# [AIM OF THE EXERCISE]
In the records below, find the line containing "What's the underlying" and retype it and every line after it exactly, adding nothing.

===== DATASET CONTENT

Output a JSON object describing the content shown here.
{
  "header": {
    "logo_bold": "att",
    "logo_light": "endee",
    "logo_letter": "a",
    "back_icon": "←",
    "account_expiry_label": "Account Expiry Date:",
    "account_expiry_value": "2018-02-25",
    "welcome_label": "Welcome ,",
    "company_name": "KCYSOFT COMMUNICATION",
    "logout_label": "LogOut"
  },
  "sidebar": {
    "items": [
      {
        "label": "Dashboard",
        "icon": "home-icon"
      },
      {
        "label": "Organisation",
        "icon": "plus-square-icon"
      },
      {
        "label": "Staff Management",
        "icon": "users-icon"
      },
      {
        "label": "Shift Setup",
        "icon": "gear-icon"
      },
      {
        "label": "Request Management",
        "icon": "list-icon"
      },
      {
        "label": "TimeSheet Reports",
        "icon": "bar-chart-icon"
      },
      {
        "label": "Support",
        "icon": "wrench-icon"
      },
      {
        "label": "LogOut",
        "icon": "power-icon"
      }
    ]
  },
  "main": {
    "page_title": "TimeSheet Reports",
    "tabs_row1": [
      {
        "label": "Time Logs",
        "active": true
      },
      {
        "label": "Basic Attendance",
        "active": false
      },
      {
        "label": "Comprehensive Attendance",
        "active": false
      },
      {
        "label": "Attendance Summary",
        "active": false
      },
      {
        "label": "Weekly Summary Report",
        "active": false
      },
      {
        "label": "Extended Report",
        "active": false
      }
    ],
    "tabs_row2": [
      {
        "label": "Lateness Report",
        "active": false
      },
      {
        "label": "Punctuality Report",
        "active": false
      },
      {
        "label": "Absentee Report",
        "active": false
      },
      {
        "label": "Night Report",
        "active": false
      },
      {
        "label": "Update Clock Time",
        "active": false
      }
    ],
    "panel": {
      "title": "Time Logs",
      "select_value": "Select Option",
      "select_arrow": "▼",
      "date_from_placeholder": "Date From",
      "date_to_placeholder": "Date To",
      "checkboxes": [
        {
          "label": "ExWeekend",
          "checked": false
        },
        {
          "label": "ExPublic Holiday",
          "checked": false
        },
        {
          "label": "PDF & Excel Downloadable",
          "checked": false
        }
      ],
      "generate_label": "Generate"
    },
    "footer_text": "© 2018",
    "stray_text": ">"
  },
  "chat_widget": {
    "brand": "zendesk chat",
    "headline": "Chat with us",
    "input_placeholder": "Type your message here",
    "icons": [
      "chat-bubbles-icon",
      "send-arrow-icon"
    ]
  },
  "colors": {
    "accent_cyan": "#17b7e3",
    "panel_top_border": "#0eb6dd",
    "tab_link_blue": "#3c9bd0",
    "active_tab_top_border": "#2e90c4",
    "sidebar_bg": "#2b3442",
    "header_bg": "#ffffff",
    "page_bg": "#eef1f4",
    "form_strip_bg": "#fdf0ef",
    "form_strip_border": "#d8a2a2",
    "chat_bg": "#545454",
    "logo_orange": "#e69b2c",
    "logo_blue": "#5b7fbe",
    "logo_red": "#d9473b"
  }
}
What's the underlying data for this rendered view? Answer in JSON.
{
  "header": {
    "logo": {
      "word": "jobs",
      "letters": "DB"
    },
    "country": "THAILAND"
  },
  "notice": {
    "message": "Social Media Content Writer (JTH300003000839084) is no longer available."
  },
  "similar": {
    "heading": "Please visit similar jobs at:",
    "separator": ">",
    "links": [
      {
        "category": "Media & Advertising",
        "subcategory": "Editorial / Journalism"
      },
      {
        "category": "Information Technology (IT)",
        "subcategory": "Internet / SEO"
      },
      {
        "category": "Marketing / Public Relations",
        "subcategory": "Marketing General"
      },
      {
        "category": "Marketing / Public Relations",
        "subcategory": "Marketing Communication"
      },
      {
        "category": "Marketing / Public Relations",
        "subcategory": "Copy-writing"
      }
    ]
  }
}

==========

# [REPLY TO THE EXERCISE]
What's the underlying data for this rendered view? Answer in JSON.
{
  "header": {
    "logo": {
      "word": "jobs",
      "letters": "DB"
    },
    "country": "THAILAND"
  },
  "notice": {
    "message": "Social Media Content Writer (JTH300003000839084) is no longer available."
  },
  "similar": {
    "heading": "Please visit similar jobs at:",
    "separator": ">",
    "links": [
      {
        "category": "Media & Advertising",
        "subcategory": "Editorial / Journalism"
      },
      {
        "category": "Information Technology (IT)",
        "subcategory": "Internet / SEO"
      },
      {
        "category": "Marketing / Public Relations",
        "subcategory": "Marketing General"
      },
      {
        "category": "Marketing / Public Relations",
        "subcategory": "Marketing Communication"
      },
      {
        "category": "Marketing / Public Relations",
        "subcategory": "Copy-writing"
      }
    ]
  }
}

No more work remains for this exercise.